Russian Trade Rises Despite Sanctions, as NATO Member Turkey Offers ‘Critical Lifeline’

Despite Western attempts to stifle Russia’s economy through sanctions following its invasion of Ukraine last year, Russian trade volumes with dozens of countries have actually increased since the war began — with NATO member Turkey providing a “critical” economic lifeline for Moscow, according to an analysis by the Washington-based Atlantic Council.

The countries that have increased trade since the February 2022 invasion include several European Union and NATO members, according to the analysis.

“Such surges in trade, however, are not necessarily an indicator of support” for the war launched by Russian President Vladimir Putin, the report says. “Instead, it is more likely they are predominantly the result of companies — and countries — pursuing legal opportunities for cheaper exports and new gaps in the Russian market.”


It notes that China’s trade with Russia had already been increasing at an average annual rate of 23% over the past five years, excluding the impact of the COVID-19 pandemic in 2020. It said China’s trade with Russia has jumped by another 27% since the Ukraine invasion.

Other countries have seen a far greater increase in trade with Russia since February 2022.

“We see increases of trade across a range of different countries, with places like India and Greece, for example, importing cheap Russian oil at below market prices. And this is what’s causing the surge of trade there,” said Niels Graham, a co-author of the Atlantic Council report, in an interview this week with VOA.

“But we also see other countries like Turkey, for example, exporting a lot of electronics as well as chemical industrial goods to Russia to take advantage of the holes in the Russian market that have been caused by the sort of G7 statecraft response,” he said.

He said that Beijing is actually showing signs of “restraint” since Moscow’s invasion of Ukraine.

“China is certainly engaging with Russia, certainly increasing its trade overall, but doing so very much in line overwhelmingly with the red lines the West has drawn — for fear of Western retaliation against China, cutting it off from a much more important Western market,” Graham told VOA.

Russian Oil

India’s trade with Russia has soared by 250% since 2021, the biggest increase by far among Russia’s trading partners.

China and India imported record volumes of Russian oil in May, according to Reuters, totaling about 110 million barrels for the month. Analysts say the world’s two biggest buyers of Russian oil are capitalizing on discounted prices after the G7 group of rich nations imposed a price cap of $60 per barrel in December.

FILE – The tanker Sun Arrows loads its cargo of liquefied natural gas from the Sakhalin-2 project in the port of Prigorodnoye, Russia, Oct. 29, 2021. A new report says Russia sent significantly more oil and coal to India and China over the summer compared with the start of the year.
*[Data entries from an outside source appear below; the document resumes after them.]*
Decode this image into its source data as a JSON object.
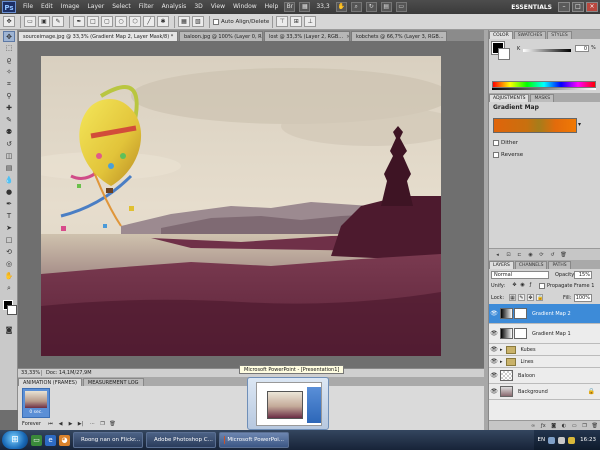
{
  "menubar": {
    "logo": "Ps",
    "items": [
      "File",
      "Edit",
      "Image",
      "Layer",
      "Select",
      "Filter",
      "Analysis",
      "3D",
      "View",
      "Window",
      "Help"
    ],
    "zoom": "33,3",
    "workspace": "ESSENTIALS"
  },
  "options": {
    "auto_align": "Auto Align/Delete"
  },
  "tabs": [
    {
      "label": "sourceimage.jpg @ 33,3% (Gradient Map 2, Layer Mask/8) *"
    },
    {
      "label": "baloon.jpg @ 100% (Layer 0, RGB/8)"
    },
    {
      "label": "lost @ 33,3% (Layer 2, RGB..."
    },
    {
      "label": "kobchets @ 66,7% (Layer 3, RGB..."
    }
  ],
  "status": {
    "zoom": "33,33%",
    "doc": "Doc: 14,1M/27,9M"
  },
  "animation": {
    "tabs": [
      "ANIMATION (FRAMES)",
      "MEASUREMENT LOG"
    ],
    "frame_delay": "0 sec.",
    "loop": "Forever"
  },
  "color_panel": {
    "tabs": [
      "COLOR",
      "SWATCHES",
      "STYLES"
    ],
    "channel": "K",
    "value": "0",
    "unit": "%"
  },
  "adjustments": {
    "tabs": [
      "ADJUSTMENTS",
      "MASKS"
    ],
    "title": "Gradient Map",
    "dither_label": "Dither",
    "reverse_label": "Reverse"
  },
  "layers_panel": {
    "tabs": [
      "LAYERS",
      "CHANNELS",
      "PATHS"
    ],
    "blend_mode": "Normal",
    "opacity_label": "Opacity:",
    "opacity": "15%",
    "unify_label": "Unify:",
    "propagate_label": "Propagate Frame 1",
    "lock_label": "Lock:",
    "fill_label": "Fill:",
    "fill": "100%",
    "layers": [
      {
        "name": "Gradient Map 2",
        "kind": "adjustment",
        "selected": true
      },
      {
        "name": "Gradient Map 1",
        "kind": "adjustment",
        "selected": false
      },
      {
        "name": "Kubes",
        "kind": "folder",
        "selected": false
      },
      {
        "name": "Lines",
        "kind": "folder",
        "selected": false
      },
      {
        "name": "Baloon",
        "kind": "image",
        "selected": false
      },
      {
        "name": "Background",
        "kind": "image",
        "selected": false
      }
    ]
  },
  "taskbar": {
    "tasks": [
      {
        "label": "Roong nan on Flickr..."
      },
      {
        "label": "Adobe Photoshop C..."
      },
      {
        "label": "Microsoft PowerPoi..."
      }
    ],
    "lang": "EN",
    "clock": "16:23"
  },
  "popup": {
    "tooltip": "Microsoft PowerPoint - [Presentation1]"
  },
  "colors": {
    "accent": "#3d8bd8",
    "gradient_start": "#e0640a",
    "gradient_end": "#f07a05"
  }
}
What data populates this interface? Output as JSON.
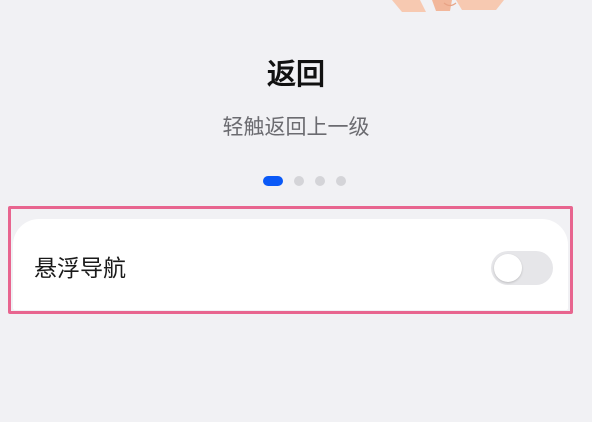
{
  "header": {
    "title": "返回",
    "subtitle": "轻触返回上一级"
  },
  "pager": {
    "page_count": 4,
    "active_index": 0,
    "active_color": "#0a59f7"
  },
  "floating_nav": {
    "label": "悬浮导航",
    "enabled": false
  },
  "colors": {
    "background": "#f1f1f4",
    "highlight_border": "#e8658f"
  }
}
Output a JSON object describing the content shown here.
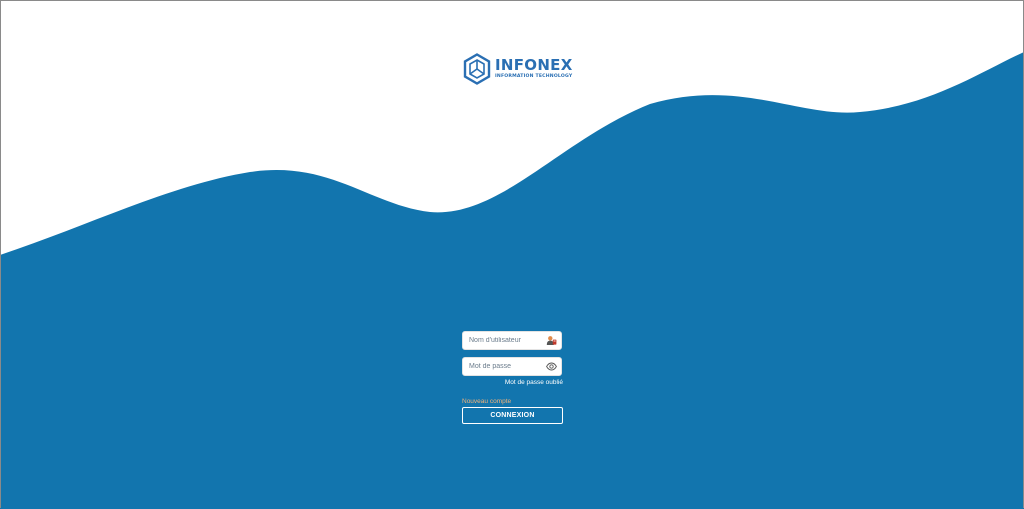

Washington has warned that Moscow is seeking to circumvent the price cap by using the Eastern Siberia Pacific Ocean pipeline along with ports in eastern Russia, where there may be less Western oversight of trading activities.

The West never intended to completely block Russia oil sales, said Graham.

“Doing so against an oil producer as large as Russia would have skyrocketed global oil prices, would have likely tipped the global economy into recession, and would have made a lot of countries angry against Western actions,” he said.

Turkish lifeline

The Atlantic Council report says NATO member Turkey also provides a vital lifeline for Russia’s economy, with trade volumes increasing by some 93% since the invasion.

It said Turkey has sold Russia sensitive material like integrated circuits and semiconductors which could be used in weapons systems.

“Although Turkish exports of electronic machinery, including critical integrated circuits, fell in the immediate aftermath of Russia’s full-scale invasion, they have since recovered and grown well beyond the pre-invasion average. From March 2022 to March 2023, Turkish electronic exports to Russia jumped by about 85%,” the Atlantic Council report said.

“To Ankara’s credit, following pressure from the Group of Seven [G7], Turkey has agreed to halt its transit of sanctioned goods to Russia,” the report added. “However, its trade with Russia remains a vital economic lifeline for its businesses as the country recovers and reconstructs from a devastating earthquake earlier this year.”

Turkey assured the European Union in March that it would no longer ship or transit goods to Russia that are subject to sanctions or export controls, according to an EU official quoted by Reuters.

Ankara has denied exporting goods to Russia that could have military applications.